See, to me, link shar­ing is noth­ing more than con­spic­u­ous con­sump­tion. Ele­vat­ing it to “cura­tion” is just a joke. When you share a link, all you’re real­ly com­mu­ni­cat­ing is “look what I’ve seen.” To me, this is like invit­ing peo­ple to your dorm room to wow them with your music or books. Chances are, plen­ty of peo­ple have those albums or books, just like lots of peo­ple will see a link to a par­tic­u­lar piece of con­tent. There’s noth­ing espe­cial­ly cura­to­r­i­al to it. “Cura­tion” is sim­ply a func­tion of reach or author­i­ty and the leisure time to read and share. It does­n’t mat­ter if you cre­at­ed the piece of con­tent, or if you were even the first to share it. What mat­ters is that peo­ple per­ceive you as the first per­son to share it, there­by cement­ing your sta­tus as a curator.

But that’s not even the worst part of cura­tion. The worst is when you find your­self being tricked into read­ing arti­cles in famil­iar sources. Sure, some of it is a piece of clever copy with a good call-to-action. No shame in that; it’s a lost art. But when most of what’s being shared is in obscure pub­li­ca­tions like the New York Times, well, then, how exact­ly are you curat­ing one of the best edit­ed pub­li­ca­tions in the world?

Increas­ing­ly though that skill, name­ly, get­ting peo­ple to click on links, is online cur­ren­cy, mea­sured by ser­vices like Klout and Kred. Pub­lish­ers and con­tent cre­ators should rejoice; nev­er before in the his­to­ry of the web have peo­ple been so incen­tivized to share con­tent online. But the prob­lem is we’re gam­i­fy­ing a prac­tice that reduces us all to click­bots cir­cu­lat­ing the same con­tent in 24 hour shifts.

When I read the web, I want to read and look at things that were shared thought­ful­ly and mean­ing­ful­ly about a vari­ety of top­ics, not just some­one opti­miz­ing their social pro­file by shar­ing the most pop­u­lar item of the day.

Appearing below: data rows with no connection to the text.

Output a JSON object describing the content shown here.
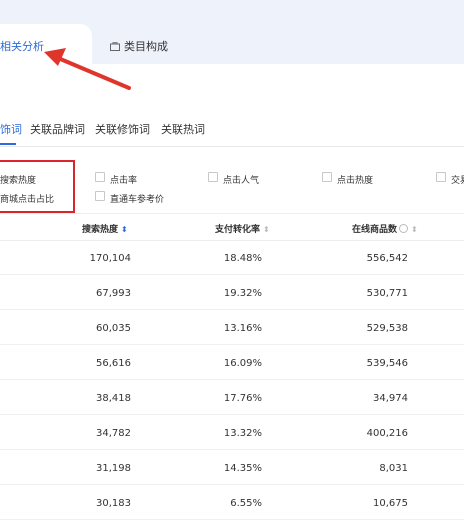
{
  "top_tabs": [
    {
      "label": "相关分析",
      "active": true
    },
    {
      "label": "类目构成",
      "icon": "box-icon"
    }
  ],
  "sub_tabs": [
    {
      "label": "饰词",
      "active": true
    },
    {
      "label": "关联品牌词"
    },
    {
      "label": "关联修饰词"
    },
    {
      "label": "关联热词"
    }
  ],
  "metrics": {
    "row1": [
      {
        "label": "搜索热度",
        "checked": true
      },
      {
        "label": "点击率"
      },
      {
        "label": "点击人气"
      },
      {
        "label": "点击热度"
      },
      {
        "label": "交易"
      }
    ],
    "row2": [
      {
        "label": "商城点击占比",
        "checked": true
      },
      {
        "label": "直通车参考价"
      }
    ]
  },
  "table": {
    "columns": [
      {
        "label": "搜索热度",
        "sort": "desc-active"
      },
      {
        "label": "支付转化率",
        "sort": "none"
      },
      {
        "label": "在线商品数",
        "sort": "none",
        "help": true
      }
    ],
    "rows": [
      [
        "170,104",
        "18.48%",
        "556,542"
      ],
      [
        "67,993",
        "19.32%",
        "530,771"
      ],
      [
        "60,035",
        "13.16%",
        "529,538"
      ],
      [
        "56,616",
        "16.09%",
        "539,546"
      ],
      [
        "38,418",
        "17.76%",
        "34,974"
      ],
      [
        "34,782",
        "13.32%",
        "400,216"
      ],
      [
        "31,198",
        "14.35%",
        "8,031"
      ],
      [
        "30,183",
        "6.55%",
        "10,675"
      ]
    ]
  },
  "colors": {
    "accent": "#2f6bd8",
    "highlight_box": "#d9262c",
    "arrow": "#e0352b",
    "top_background": "#eef2fb"
  }
}
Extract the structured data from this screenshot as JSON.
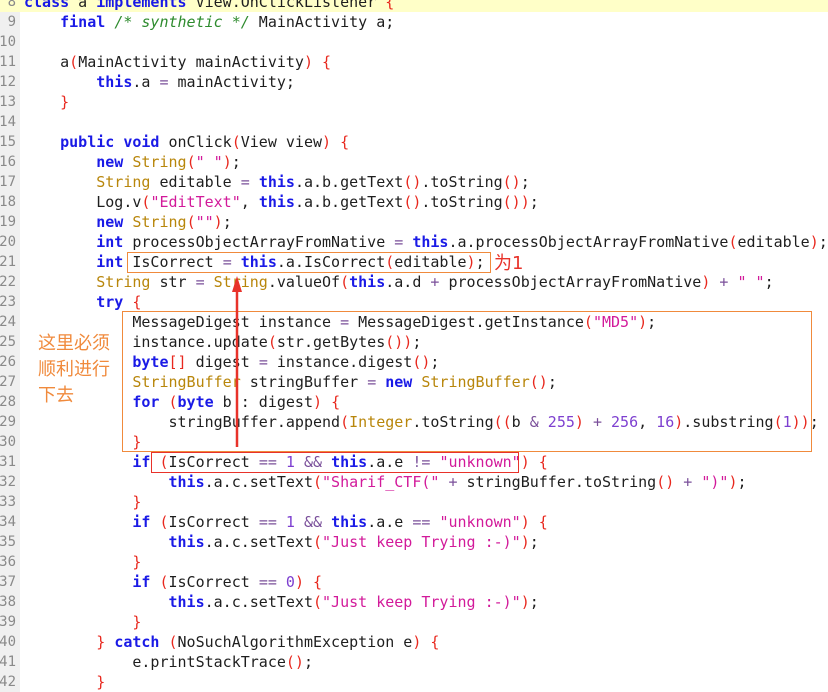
{
  "editor": {
    "current_line": "8",
    "lines": [
      {
        "n": "8",
        "t": [
          [
            "k",
            "class"
          ],
          [
            "x",
            " a "
          ],
          [
            "k",
            "implements"
          ],
          [
            "x",
            " View.OnClickListener "
          ],
          [
            "p",
            "{"
          ]
        ]
      },
      {
        "n": "9",
        "t": [
          [
            "x",
            "    "
          ],
          [
            "k",
            "final"
          ],
          [
            "x",
            " "
          ],
          [
            "c",
            "/* synthetic */"
          ],
          [
            "x",
            " MainActivity a;"
          ]
        ]
      },
      {
        "n": "10",
        "t": []
      },
      {
        "n": "11",
        "t": [
          [
            "x",
            "    a"
          ],
          [
            "p",
            "("
          ],
          [
            "x",
            "MainActivity mainActivity"
          ],
          [
            "p",
            ")"
          ],
          [
            "x",
            " "
          ],
          [
            "p",
            "{"
          ]
        ]
      },
      {
        "n": "12",
        "t": [
          [
            "x",
            "        "
          ],
          [
            "k",
            "this"
          ],
          [
            "x",
            ".a "
          ],
          [
            "o",
            "="
          ],
          [
            "x",
            " mainActivity;"
          ]
        ]
      },
      {
        "n": "13",
        "t": [
          [
            "x",
            "    "
          ],
          [
            "p",
            "}"
          ]
        ]
      },
      {
        "n": "14",
        "t": []
      },
      {
        "n": "15",
        "t": [
          [
            "x",
            "    "
          ],
          [
            "k",
            "public"
          ],
          [
            "x",
            " "
          ],
          [
            "k",
            "void"
          ],
          [
            "x",
            " onClick"
          ],
          [
            "p",
            "("
          ],
          [
            "x",
            "View view"
          ],
          [
            "p",
            ")"
          ],
          [
            "x",
            " "
          ],
          [
            "p",
            "{"
          ]
        ]
      },
      {
        "n": "16",
        "t": [
          [
            "x",
            "        "
          ],
          [
            "k",
            "new"
          ],
          [
            "x",
            " "
          ],
          [
            "t",
            "String"
          ],
          [
            "p",
            "("
          ],
          [
            "s",
            "\" \""
          ],
          [
            "p",
            ")"
          ],
          [
            "x",
            ";"
          ]
        ]
      },
      {
        "n": "17",
        "t": [
          [
            "x",
            "        "
          ],
          [
            "t",
            "String"
          ],
          [
            "x",
            " editable "
          ],
          [
            "o",
            "="
          ],
          [
            "x",
            " "
          ],
          [
            "k",
            "this"
          ],
          [
            "x",
            ".a.b.getText"
          ],
          [
            "p",
            "()"
          ],
          [
            "x",
            ".toString"
          ],
          [
            "p",
            "()"
          ],
          [
            "x",
            ";"
          ]
        ]
      },
      {
        "n": "18",
        "t": [
          [
            "x",
            "        Log.v"
          ],
          [
            "p",
            "("
          ],
          [
            "s",
            "\"EditText\""
          ],
          [
            "x",
            ", "
          ],
          [
            "k",
            "this"
          ],
          [
            "x",
            ".a.b.getText"
          ],
          [
            "p",
            "()"
          ],
          [
            "x",
            ".toString"
          ],
          [
            "p",
            "())"
          ],
          [
            "x",
            ";"
          ]
        ]
      },
      {
        "n": "19",
        "t": [
          [
            "x",
            "        "
          ],
          [
            "k",
            "new"
          ],
          [
            "x",
            " "
          ],
          [
            "t",
            "String"
          ],
          [
            "p",
            "("
          ],
          [
            "s",
            "\"\""
          ],
          [
            "p",
            ")"
          ],
          [
            "x",
            ";"
          ]
        ]
      },
      {
        "n": "20",
        "t": [
          [
            "x",
            "        "
          ],
          [
            "k",
            "int"
          ],
          [
            "x",
            " processObjectArrayFromNative "
          ],
          [
            "o",
            "="
          ],
          [
            "x",
            " "
          ],
          [
            "k",
            "this"
          ],
          [
            "x",
            ".a.processObjectArrayFromNative"
          ],
          [
            "p",
            "("
          ],
          [
            "x",
            "editable"
          ],
          [
            "p",
            ")"
          ],
          [
            "x",
            ";"
          ]
        ]
      },
      {
        "n": "21",
        "t": [
          [
            "x",
            "        "
          ],
          [
            "k",
            "int"
          ],
          [
            "x",
            " IsCorrect "
          ],
          [
            "o",
            "="
          ],
          [
            "x",
            " "
          ],
          [
            "k",
            "this"
          ],
          [
            "x",
            ".a.IsCorrect"
          ],
          [
            "p",
            "("
          ],
          [
            "x",
            "editable"
          ],
          [
            "p",
            ")"
          ],
          [
            "x",
            ";"
          ]
        ]
      },
      {
        "n": "22",
        "t": [
          [
            "x",
            "        "
          ],
          [
            "t",
            "String"
          ],
          [
            "x",
            " str "
          ],
          [
            "o",
            "="
          ],
          [
            "x",
            " "
          ],
          [
            "t",
            "String"
          ],
          [
            "x",
            ".valueOf"
          ],
          [
            "p",
            "("
          ],
          [
            "k",
            "this"
          ],
          [
            "x",
            ".a.d "
          ],
          [
            "o",
            "+"
          ],
          [
            "x",
            " processObjectArrayFromNative"
          ],
          [
            "p",
            ")"
          ],
          [
            "x",
            " "
          ],
          [
            "o",
            "+"
          ],
          [
            "x",
            " "
          ],
          [
            "s",
            "\" \""
          ],
          [
            "x",
            ";"
          ]
        ]
      },
      {
        "n": "23",
        "t": [
          [
            "x",
            "        "
          ],
          [
            "k",
            "try"
          ],
          [
            "x",
            " "
          ],
          [
            "p",
            "{"
          ]
        ]
      },
      {
        "n": "24",
        "t": [
          [
            "x",
            "            MessageDigest instance "
          ],
          [
            "o",
            "="
          ],
          [
            "x",
            " MessageDigest.getInstance"
          ],
          [
            "p",
            "("
          ],
          [
            "s",
            "\"MD5\""
          ],
          [
            "p",
            ")"
          ],
          [
            "x",
            ";"
          ]
        ]
      },
      {
        "n": "25",
        "t": [
          [
            "x",
            "            instance.update"
          ],
          [
            "p",
            "("
          ],
          [
            "x",
            "str.getBytes"
          ],
          [
            "p",
            "())"
          ],
          [
            "x",
            ";"
          ]
        ]
      },
      {
        "n": "26",
        "t": [
          [
            "x",
            "            "
          ],
          [
            "k",
            "byte"
          ],
          [
            "p",
            "[]"
          ],
          [
            "x",
            " digest "
          ],
          [
            "o",
            "="
          ],
          [
            "x",
            " instance.digest"
          ],
          [
            "p",
            "()"
          ],
          [
            "x",
            ";"
          ]
        ]
      },
      {
        "n": "27",
        "t": [
          [
            "x",
            "            "
          ],
          [
            "t",
            "StringBuffer"
          ],
          [
            "x",
            " stringBuffer "
          ],
          [
            "o",
            "="
          ],
          [
            "x",
            " "
          ],
          [
            "k",
            "new"
          ],
          [
            "x",
            " "
          ],
          [
            "t",
            "StringBuffer"
          ],
          [
            "p",
            "()"
          ],
          [
            "x",
            ";"
          ]
        ]
      },
      {
        "n": "28",
        "t": [
          [
            "x",
            "            "
          ],
          [
            "k",
            "for"
          ],
          [
            "x",
            " "
          ],
          [
            "p",
            "("
          ],
          [
            "k",
            "byte"
          ],
          [
            "x",
            " b : digest"
          ],
          [
            "p",
            ")"
          ],
          [
            "x",
            " "
          ],
          [
            "p",
            "{"
          ]
        ]
      },
      {
        "n": "29",
        "t": [
          [
            "x",
            "                stringBuffer.append"
          ],
          [
            "p",
            "("
          ],
          [
            "t",
            "Integer"
          ],
          [
            "x",
            ".toString"
          ],
          [
            "p",
            "(("
          ],
          [
            "x",
            "b "
          ],
          [
            "o",
            "&"
          ],
          [
            "x",
            " "
          ],
          [
            "n",
            "255"
          ],
          [
            "p",
            ")"
          ],
          [
            "x",
            " "
          ],
          [
            "o",
            "+"
          ],
          [
            "x",
            " "
          ],
          [
            "n",
            "256"
          ],
          [
            "x",
            ", "
          ],
          [
            "n",
            "16"
          ],
          [
            "p",
            ")"
          ],
          [
            "x",
            ".substring"
          ],
          [
            "p",
            "("
          ],
          [
            "n",
            "1"
          ],
          [
            "p",
            "))"
          ],
          [
            "x",
            ";"
          ]
        ]
      },
      {
        "n": "30",
        "t": [
          [
            "x",
            "            "
          ],
          [
            "p",
            "}"
          ]
        ]
      },
      {
        "n": "31",
        "t": [
          [
            "x",
            "            "
          ],
          [
            "k",
            "if"
          ],
          [
            "x",
            " "
          ],
          [
            "p",
            "("
          ],
          [
            "x",
            "IsCorrect "
          ],
          [
            "o",
            "=="
          ],
          [
            "x",
            " "
          ],
          [
            "n",
            "1"
          ],
          [
            "x",
            " "
          ],
          [
            "o",
            "&&"
          ],
          [
            "x",
            " "
          ],
          [
            "k",
            "this"
          ],
          [
            "x",
            ".a.e "
          ],
          [
            "o",
            "!="
          ],
          [
            "x",
            " "
          ],
          [
            "s",
            "\"unknown\""
          ],
          [
            "p",
            ")"
          ],
          [
            "x",
            " "
          ],
          [
            "p",
            "{"
          ]
        ]
      },
      {
        "n": "32",
        "t": [
          [
            "x",
            "                "
          ],
          [
            "k",
            "this"
          ],
          [
            "x",
            ".a.c.setText"
          ],
          [
            "p",
            "("
          ],
          [
            "s",
            "\"Sharif_CTF(\""
          ],
          [
            "x",
            " "
          ],
          [
            "o",
            "+"
          ],
          [
            "x",
            " stringBuffer.toString"
          ],
          [
            "p",
            "()"
          ],
          [
            "x",
            " "
          ],
          [
            "o",
            "+"
          ],
          [
            "x",
            " "
          ],
          [
            "s",
            "\")\""
          ],
          [
            "p",
            ")"
          ],
          [
            "x",
            ";"
          ]
        ]
      },
      {
        "n": "33",
        "t": [
          [
            "x",
            "            "
          ],
          [
            "p",
            "}"
          ]
        ]
      },
      {
        "n": "34",
        "t": [
          [
            "x",
            "            "
          ],
          [
            "k",
            "if"
          ],
          [
            "x",
            " "
          ],
          [
            "p",
            "("
          ],
          [
            "x",
            "IsCorrect "
          ],
          [
            "o",
            "=="
          ],
          [
            "x",
            " "
          ],
          [
            "n",
            "1"
          ],
          [
            "x",
            " "
          ],
          [
            "o",
            "&&"
          ],
          [
            "x",
            " "
          ],
          [
            "k",
            "this"
          ],
          [
            "x",
            ".a.e "
          ],
          [
            "o",
            "=="
          ],
          [
            "x",
            " "
          ],
          [
            "s",
            "\"unknown\""
          ],
          [
            "p",
            ")"
          ],
          [
            "x",
            " "
          ],
          [
            "p",
            "{"
          ]
        ]
      },
      {
        "n": "35",
        "t": [
          [
            "x",
            "                "
          ],
          [
            "k",
            "this"
          ],
          [
            "x",
            ".a.c.setText"
          ],
          [
            "p",
            "("
          ],
          [
            "s",
            "\"Just keep Trying :-)\""
          ],
          [
            "p",
            ")"
          ],
          [
            "x",
            ";"
          ]
        ]
      },
      {
        "n": "36",
        "t": [
          [
            "x",
            "            "
          ],
          [
            "p",
            "}"
          ]
        ]
      },
      {
        "n": "37",
        "t": [
          [
            "x",
            "            "
          ],
          [
            "k",
            "if"
          ],
          [
            "x",
            " "
          ],
          [
            "p",
            "("
          ],
          [
            "x",
            "IsCorrect "
          ],
          [
            "o",
            "=="
          ],
          [
            "x",
            " "
          ],
          [
            "n",
            "0"
          ],
          [
            "p",
            ")"
          ],
          [
            "x",
            " "
          ],
          [
            "p",
            "{"
          ]
        ]
      },
      {
        "n": "38",
        "t": [
          [
            "x",
            "                "
          ],
          [
            "k",
            "this"
          ],
          [
            "x",
            ".a.c.setText"
          ],
          [
            "p",
            "("
          ],
          [
            "s",
            "\"Just keep Trying :-)\""
          ],
          [
            "p",
            ")"
          ],
          [
            "x",
            ";"
          ]
        ]
      },
      {
        "n": "39",
        "t": [
          [
            "x",
            "            "
          ],
          [
            "p",
            "}"
          ]
        ]
      },
      {
        "n": "40",
        "t": [
          [
            "x",
            "        "
          ],
          [
            "p",
            "}"
          ],
          [
            "x",
            " "
          ],
          [
            "k",
            "catch"
          ],
          [
            "x",
            " "
          ],
          [
            "p",
            "("
          ],
          [
            "x",
            "NoSuchAlgorithmException e"
          ],
          [
            "p",
            ")"
          ],
          [
            "x",
            " "
          ],
          [
            "p",
            "{"
          ]
        ]
      },
      {
        "n": "41",
        "t": [
          [
            "x",
            "            e.printStackTrace"
          ],
          [
            "p",
            "()"
          ],
          [
            "x",
            ";"
          ]
        ]
      },
      {
        "n": "42",
        "t": [
          [
            "x",
            "        "
          ],
          [
            "p",
            "}"
          ]
        ]
      }
    ]
  },
  "annotations": {
    "result_note": "为1",
    "side_note": [
      "这里必须",
      "顺利进行",
      "下去"
    ],
    "colors": {
      "orange": "#f08a3c",
      "red": "#e8322a"
    }
  }
}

To me the vari­ety of con­tent is what makes read­ing the web spe­cial. I’d hate to see that sort of con­tent dec­i­mat­ed by the push for pageviews.

Now I’ll share a link that express­es very clear­ly how I feel about cura­tion. I LOVED this arti­cle over at The Awl, espe­cial­ly the part about “ ‘peo­ple who are real­ly picky with what they share on Facebook.’ ”

The Problem of Platform Proliferation

What’s your Pin­ter­est strat­e­gy? Don’t have one? Panic!

If you spend time scan­ning the social web, you’ve prob­a­bly read this sen­ti­ment some­where. You see it every time a new plat­form launch­es. The ser­vice goes live and a throng of social media experts rush to judg­ment, assur­ing you that your busi­ness is doomed if you don’t stand up a pres­ence and take advan­tage of the lat­est craze.

Don’t believe them? Do so at your peril!

OK, that may be a bit extreme. If you’re a social media pro­fes­sion­al, you’re famil­iar with this sto­ry. It’s con­fus­ing! You prob­a­bly want the brand you rep­re­sent to be on the cut­ting edge of the social space, but how do you make your case? Will it be worth the effort and resources? Will you lose your mind try­ing to pub­lish to every­thing? What if peo­ple think your brand pres­ence is, um, lame?

Take a deep breath. Use your judg­ment and fig­ure out what works best for you. Chances are you’re the per­son respon­si­ble for mak­ing deci­sions. It needs to be the right fit for your function.

What if the right Pin­ter­est strat­e­gy is none at all? Adri­enne Rhodes sug­gests that may be the right answer for your brand over at Social Media Today.

See? It’s pos­si­ble to say that the best strat­e­gy is none at all.

Most impor­tant things to ask your­self when eval­u­at­ing new platforms.

  • Fit. Does it make sense for your brand?
  • Lev­el of effort. Can you par­tic­i­pate effec­tive­ly in the com­mu­ni­ty you’re joining?
  • Return on invest­ment. Ask your­self what you’re get­ting out of it. Trust me, if you don’t, your key stake­hold­ers will. And do bet­ter than just ask your­self. Mea­sure, mea­sure, measure!

So the next time you see sto­ries about the new plat­form gold rush, don’t wor­ry if you’re not first to stake your claim. Focus your resources on the plat­forms that are most impor­tant to your busi­ness first before spread­ing your­self (and your con­tent) too thin across the social web.